### [Dataset items]
>>>>

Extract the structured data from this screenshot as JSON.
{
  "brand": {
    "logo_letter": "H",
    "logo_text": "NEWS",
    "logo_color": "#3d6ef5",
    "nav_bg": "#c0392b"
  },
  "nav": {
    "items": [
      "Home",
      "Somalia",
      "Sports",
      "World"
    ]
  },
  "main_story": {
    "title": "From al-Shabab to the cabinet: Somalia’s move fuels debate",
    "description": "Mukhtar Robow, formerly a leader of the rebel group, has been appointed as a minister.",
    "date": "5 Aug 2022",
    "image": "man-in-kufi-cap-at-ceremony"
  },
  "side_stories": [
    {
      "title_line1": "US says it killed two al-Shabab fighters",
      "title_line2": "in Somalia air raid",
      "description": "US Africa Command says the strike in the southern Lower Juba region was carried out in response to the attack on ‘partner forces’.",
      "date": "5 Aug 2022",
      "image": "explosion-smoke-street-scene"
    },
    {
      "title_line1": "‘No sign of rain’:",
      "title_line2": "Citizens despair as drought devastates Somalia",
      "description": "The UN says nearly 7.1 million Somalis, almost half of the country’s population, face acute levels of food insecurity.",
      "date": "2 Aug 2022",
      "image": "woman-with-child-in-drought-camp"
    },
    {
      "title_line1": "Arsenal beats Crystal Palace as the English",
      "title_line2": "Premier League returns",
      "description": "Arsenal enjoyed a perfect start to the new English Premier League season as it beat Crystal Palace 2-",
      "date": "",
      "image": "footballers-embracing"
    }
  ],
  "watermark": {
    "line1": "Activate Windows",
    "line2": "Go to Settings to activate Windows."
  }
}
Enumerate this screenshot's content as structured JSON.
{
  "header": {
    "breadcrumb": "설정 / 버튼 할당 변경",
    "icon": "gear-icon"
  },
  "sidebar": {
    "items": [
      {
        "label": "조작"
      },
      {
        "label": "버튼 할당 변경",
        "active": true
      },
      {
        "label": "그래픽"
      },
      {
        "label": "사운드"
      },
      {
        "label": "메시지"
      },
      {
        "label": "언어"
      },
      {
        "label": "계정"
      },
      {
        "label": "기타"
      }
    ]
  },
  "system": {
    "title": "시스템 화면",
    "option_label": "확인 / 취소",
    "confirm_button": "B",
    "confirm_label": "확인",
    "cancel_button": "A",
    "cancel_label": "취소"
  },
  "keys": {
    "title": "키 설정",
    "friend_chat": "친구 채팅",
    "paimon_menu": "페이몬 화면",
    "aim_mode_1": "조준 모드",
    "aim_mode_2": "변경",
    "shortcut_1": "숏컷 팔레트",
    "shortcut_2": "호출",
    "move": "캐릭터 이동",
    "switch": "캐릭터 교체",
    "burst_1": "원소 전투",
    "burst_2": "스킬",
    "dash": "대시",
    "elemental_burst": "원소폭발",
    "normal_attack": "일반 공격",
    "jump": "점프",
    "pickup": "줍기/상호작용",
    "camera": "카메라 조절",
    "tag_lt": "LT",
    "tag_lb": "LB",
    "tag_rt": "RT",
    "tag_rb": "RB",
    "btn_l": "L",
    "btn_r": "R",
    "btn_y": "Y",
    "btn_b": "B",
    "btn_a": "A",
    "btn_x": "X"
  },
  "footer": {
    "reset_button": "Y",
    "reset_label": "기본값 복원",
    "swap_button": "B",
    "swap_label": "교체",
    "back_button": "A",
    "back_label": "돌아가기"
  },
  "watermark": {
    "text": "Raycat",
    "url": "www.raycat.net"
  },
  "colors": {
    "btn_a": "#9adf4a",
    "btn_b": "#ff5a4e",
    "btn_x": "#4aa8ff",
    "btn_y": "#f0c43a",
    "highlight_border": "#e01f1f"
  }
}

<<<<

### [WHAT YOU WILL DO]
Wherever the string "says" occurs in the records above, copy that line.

### [TASK SOLUTION]
      "title_line1": "US says it killed two al-Shabab fighters",
      "description": "US Africa Command says the strike in the southern Lower Juba region was carried out in response to the attack on ‘partner forces’.",
      "description": "The UN says nearly 7.1 million Somalis, almost half of the country’s population, face acute levels of food insecurity.",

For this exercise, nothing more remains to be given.